◆ **Directions for this task**
Lines holding the word "image" are the ones to copy from the data below.

Dataset rows for apps and sites:

- - -

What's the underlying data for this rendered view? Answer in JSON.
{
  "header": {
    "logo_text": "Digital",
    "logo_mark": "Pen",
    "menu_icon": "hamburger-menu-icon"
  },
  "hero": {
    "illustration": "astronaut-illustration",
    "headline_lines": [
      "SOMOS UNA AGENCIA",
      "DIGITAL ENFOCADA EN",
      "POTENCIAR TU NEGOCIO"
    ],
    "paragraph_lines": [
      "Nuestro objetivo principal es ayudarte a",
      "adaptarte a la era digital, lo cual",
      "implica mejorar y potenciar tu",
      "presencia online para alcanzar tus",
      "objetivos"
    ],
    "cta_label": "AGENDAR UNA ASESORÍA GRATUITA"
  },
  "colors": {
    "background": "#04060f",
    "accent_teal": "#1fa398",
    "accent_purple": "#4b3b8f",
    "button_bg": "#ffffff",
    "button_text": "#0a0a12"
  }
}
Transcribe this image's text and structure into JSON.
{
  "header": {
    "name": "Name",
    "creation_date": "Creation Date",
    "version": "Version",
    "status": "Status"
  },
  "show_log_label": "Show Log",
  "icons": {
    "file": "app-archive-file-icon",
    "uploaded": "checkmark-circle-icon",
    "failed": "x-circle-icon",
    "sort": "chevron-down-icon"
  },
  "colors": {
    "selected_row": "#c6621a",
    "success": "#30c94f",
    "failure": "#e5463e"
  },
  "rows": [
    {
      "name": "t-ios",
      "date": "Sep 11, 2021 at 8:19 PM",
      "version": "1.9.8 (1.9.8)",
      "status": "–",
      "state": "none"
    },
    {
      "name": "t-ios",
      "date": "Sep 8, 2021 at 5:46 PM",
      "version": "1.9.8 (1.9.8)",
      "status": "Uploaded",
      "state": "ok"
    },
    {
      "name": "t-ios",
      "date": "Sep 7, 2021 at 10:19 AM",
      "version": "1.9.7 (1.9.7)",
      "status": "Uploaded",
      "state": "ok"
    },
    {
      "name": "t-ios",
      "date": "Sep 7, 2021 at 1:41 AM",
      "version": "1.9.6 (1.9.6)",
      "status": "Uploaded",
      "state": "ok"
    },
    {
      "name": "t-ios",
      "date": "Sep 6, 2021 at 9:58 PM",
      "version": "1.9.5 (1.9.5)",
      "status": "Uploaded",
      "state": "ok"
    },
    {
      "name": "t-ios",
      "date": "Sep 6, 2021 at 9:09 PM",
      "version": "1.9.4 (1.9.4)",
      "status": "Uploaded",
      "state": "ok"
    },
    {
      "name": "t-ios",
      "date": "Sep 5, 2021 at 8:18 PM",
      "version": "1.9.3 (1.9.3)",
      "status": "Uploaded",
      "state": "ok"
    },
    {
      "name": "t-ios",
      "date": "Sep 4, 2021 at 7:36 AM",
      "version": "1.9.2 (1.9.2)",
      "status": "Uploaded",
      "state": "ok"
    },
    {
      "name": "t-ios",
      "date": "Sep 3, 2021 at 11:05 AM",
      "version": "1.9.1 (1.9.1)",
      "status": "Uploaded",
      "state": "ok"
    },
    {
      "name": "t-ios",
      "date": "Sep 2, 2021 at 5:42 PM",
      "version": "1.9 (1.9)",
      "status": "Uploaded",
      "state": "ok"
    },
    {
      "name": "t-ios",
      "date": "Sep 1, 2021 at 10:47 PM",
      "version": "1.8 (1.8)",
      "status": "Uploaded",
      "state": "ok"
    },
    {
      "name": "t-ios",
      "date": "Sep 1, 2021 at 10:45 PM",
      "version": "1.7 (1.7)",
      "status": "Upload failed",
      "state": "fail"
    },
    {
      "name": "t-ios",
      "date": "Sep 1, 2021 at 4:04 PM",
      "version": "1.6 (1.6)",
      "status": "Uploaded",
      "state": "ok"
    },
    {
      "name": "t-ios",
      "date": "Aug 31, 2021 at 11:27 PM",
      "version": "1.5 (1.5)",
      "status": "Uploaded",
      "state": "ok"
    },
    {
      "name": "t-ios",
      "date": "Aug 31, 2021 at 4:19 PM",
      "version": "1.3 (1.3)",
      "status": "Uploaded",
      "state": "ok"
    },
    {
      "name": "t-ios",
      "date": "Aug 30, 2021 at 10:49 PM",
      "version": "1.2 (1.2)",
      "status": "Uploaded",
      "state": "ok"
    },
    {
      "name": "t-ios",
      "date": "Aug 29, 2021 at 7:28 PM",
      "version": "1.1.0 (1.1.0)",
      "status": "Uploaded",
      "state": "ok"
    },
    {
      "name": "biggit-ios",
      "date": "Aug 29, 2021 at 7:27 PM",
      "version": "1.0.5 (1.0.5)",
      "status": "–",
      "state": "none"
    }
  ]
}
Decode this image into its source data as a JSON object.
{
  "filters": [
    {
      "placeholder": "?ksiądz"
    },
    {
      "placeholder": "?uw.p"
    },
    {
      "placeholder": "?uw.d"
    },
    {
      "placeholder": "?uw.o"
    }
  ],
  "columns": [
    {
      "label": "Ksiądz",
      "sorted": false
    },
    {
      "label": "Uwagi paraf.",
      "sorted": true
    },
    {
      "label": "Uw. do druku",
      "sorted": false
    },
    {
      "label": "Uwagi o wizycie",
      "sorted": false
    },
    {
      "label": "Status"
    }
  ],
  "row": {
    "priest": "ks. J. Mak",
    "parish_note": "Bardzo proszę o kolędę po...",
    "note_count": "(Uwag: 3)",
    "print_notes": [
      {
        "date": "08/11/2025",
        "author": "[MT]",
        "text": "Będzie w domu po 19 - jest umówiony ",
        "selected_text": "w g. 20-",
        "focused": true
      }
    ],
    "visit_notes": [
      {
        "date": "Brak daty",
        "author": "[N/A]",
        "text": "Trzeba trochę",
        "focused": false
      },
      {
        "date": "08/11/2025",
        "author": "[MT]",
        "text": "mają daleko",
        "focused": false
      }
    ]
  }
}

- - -

◆ **Exercise solution**
Transcribe this image's text and structure into JSON.
Decode this image into its source data as a JSON object.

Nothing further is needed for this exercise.